Ohavay Zion Synagogue 2048 Edgewater Ct.

Program 10 30 p m
Refreshments 1 t 30 p m
Slihot Service 12 00 Midn
Ma'anv 7 00 p m
Introductory Service/Shaharit 8 30/9 00 a m
Youth 8 Junior Service 10 45 a m
Tashlikh 12 45 p m
MinhahMa'ariv 7:00 p m
Introductory/Shaharit 8 30/9 00 a m
Youth 8 Junior Service 10:45 am
Mnheh 8 Kat Nide 645 pm
lniroductory/Shaharit 900/9 30 a m
Youth a Junior Services 10 45 a m
Yizkor 12:30 p in (approx)
Mnhah 4:45 pm
N'iteh 7:00 p m.
Hevrhleh 900 p m.















 d — KENTUCKY KENNEL. Wednesday. $09“me 23. 19.7


SGA amendment
would ensure body
is students’ voice

Tonight, the UK student government will consider a
constitutional amendment to force itself to be the students’

If passed. Student Government Association Senators‘
salaries would be based on their attendance at mandatory
functions like senate meetings. committee meetings, office
hours and orientation.

Senators currently receive $150 each semester in com-
pensation for the time and effort they put into their job.

Basing salaries on the fulfillment of responsibilities is a
good idea.

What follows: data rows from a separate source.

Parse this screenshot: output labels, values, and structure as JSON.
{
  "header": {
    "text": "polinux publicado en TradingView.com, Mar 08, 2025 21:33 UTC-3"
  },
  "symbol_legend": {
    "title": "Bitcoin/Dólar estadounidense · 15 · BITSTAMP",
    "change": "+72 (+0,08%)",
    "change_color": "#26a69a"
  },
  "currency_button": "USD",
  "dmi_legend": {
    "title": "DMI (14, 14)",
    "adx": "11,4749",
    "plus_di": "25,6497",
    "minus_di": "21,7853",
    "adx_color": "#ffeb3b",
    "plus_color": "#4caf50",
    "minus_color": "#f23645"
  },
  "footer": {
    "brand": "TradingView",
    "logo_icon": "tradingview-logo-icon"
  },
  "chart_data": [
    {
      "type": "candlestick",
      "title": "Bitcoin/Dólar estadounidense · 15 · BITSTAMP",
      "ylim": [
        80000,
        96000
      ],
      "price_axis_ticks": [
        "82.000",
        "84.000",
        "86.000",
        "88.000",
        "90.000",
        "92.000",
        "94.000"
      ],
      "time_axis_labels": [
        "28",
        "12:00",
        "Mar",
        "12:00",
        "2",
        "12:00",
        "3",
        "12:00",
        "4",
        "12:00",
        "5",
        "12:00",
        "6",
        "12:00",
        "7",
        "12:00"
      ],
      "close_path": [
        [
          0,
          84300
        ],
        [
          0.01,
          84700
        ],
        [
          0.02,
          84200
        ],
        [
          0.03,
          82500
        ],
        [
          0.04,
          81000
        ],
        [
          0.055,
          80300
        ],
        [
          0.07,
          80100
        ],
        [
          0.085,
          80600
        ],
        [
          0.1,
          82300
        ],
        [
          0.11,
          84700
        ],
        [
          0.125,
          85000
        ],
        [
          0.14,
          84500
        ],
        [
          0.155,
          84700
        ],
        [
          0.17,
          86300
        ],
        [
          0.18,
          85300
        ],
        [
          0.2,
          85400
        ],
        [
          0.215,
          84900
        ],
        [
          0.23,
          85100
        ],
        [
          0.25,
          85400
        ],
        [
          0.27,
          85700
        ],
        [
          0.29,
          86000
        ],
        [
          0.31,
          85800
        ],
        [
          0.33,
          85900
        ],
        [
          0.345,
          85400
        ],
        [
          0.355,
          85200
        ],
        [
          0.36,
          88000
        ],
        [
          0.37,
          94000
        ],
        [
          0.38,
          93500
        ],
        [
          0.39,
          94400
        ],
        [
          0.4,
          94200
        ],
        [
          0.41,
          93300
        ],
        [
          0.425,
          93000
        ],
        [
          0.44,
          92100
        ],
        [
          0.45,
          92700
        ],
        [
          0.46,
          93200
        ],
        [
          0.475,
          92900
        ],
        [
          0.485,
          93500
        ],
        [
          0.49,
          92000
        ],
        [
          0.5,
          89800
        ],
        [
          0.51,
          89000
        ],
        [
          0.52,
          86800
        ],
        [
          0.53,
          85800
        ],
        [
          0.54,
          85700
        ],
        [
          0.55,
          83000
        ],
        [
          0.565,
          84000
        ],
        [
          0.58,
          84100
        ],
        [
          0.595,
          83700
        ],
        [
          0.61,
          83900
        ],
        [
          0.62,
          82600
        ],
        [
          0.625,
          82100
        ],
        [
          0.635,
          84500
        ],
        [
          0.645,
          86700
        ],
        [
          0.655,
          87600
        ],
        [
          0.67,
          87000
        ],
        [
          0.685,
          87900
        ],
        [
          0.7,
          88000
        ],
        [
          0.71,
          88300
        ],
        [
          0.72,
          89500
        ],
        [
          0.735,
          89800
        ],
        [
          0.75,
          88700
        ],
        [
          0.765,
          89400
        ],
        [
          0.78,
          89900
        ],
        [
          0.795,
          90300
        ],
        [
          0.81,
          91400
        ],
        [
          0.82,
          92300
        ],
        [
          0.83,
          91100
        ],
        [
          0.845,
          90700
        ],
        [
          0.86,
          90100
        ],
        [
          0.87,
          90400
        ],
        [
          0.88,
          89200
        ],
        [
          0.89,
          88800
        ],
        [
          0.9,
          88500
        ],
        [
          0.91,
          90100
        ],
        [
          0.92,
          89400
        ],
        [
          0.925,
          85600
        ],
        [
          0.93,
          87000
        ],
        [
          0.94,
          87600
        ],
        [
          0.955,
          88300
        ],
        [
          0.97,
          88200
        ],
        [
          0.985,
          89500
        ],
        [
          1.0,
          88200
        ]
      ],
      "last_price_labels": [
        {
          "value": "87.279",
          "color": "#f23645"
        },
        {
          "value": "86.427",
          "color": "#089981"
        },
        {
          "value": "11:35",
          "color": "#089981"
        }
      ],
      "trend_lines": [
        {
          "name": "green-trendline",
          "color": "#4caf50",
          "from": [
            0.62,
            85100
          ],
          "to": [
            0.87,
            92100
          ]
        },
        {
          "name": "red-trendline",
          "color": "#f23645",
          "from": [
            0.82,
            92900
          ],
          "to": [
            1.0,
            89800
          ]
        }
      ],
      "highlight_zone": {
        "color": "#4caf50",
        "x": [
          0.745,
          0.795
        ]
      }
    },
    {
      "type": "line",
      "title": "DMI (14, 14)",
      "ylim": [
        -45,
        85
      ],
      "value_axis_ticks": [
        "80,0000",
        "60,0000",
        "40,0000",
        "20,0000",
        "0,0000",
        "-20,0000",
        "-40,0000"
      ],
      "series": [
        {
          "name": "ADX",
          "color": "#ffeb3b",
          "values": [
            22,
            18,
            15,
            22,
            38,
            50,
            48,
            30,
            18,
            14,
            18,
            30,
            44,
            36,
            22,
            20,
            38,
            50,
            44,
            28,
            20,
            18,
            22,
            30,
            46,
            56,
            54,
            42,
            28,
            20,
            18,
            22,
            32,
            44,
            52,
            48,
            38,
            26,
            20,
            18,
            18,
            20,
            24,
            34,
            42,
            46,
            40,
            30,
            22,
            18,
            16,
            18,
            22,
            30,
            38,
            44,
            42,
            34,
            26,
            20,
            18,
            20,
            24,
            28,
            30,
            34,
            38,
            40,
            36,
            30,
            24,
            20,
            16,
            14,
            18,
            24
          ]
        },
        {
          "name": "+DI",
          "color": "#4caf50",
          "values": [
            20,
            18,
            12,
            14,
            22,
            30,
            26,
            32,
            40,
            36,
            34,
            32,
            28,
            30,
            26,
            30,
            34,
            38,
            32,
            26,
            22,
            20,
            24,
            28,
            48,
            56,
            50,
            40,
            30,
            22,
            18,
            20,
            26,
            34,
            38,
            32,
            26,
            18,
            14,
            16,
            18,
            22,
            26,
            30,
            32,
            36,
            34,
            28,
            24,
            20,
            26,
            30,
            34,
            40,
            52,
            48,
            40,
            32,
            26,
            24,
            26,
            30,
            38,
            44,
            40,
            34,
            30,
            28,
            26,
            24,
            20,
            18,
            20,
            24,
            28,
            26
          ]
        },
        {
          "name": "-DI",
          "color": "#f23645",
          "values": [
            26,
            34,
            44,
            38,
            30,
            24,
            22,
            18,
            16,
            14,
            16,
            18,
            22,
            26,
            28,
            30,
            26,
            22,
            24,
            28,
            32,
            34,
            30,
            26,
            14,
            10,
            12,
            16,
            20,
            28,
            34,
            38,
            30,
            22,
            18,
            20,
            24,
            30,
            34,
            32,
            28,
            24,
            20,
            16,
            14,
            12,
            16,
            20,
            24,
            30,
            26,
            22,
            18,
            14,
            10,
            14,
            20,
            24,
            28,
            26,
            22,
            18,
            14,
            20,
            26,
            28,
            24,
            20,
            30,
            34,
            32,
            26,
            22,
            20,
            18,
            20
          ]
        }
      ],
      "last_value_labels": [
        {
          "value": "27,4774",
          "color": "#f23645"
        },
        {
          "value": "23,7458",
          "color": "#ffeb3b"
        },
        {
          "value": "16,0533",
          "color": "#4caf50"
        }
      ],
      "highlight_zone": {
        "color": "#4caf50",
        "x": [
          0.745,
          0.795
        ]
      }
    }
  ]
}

In the past, SGA has had problems with attendance at
meetings. and both it and the students have been short-
changed as a result. It's impossible to have a productive
senate if its members aren’t there to vote on legislation.
It’s equally impossible to truly represent the student body
if members aren‘t there to voice the students’ opinion and

This amendment would help in keeping the senate effec-

The amendment would also address a controversial
topic among past SGA senates — office hours.

As representatives of the students, senators — especial-
ly those who represent particular colleges —— should be ac-
cessible to the students. It's frustrating enough to get stu-
dents to express their concerns. Not providing the outlet
for them to voice these opinions would destroy what little
success is made in that area.

Making it mandatory that senators be accessible to stu-
dents in the SGA office for at least one scheduled and regu-
lar hour a week (as this amendment would), would ensure
this outlet for students.

True, the need for attendance at meetings and office
hours has been argued before, but this amendment would
give some teeth to its enforcement.

There are about 30 events — senate meetings, commit-
tee meetings, office hours and orientation — that senators
are required to attend each semester. according to Susan
Bridges. SGA senior vice president and sponsor of the pro-
posed amendment. If. after two absences, senators miss
these events, they will lose about $5 for each absence

Granted. for most senators, such an amendment isn’t
necessary. They are dedicated and interested enough to
show up.

But for those senators who are conspicuously absent
meeting after meeting and are extremely hard to get in
contact with, this amendment should make one thing clear
to them: If you want the benefits and privileges of being
an SGA senator, you have to fulfill the responsibilities, too.


The Soapbox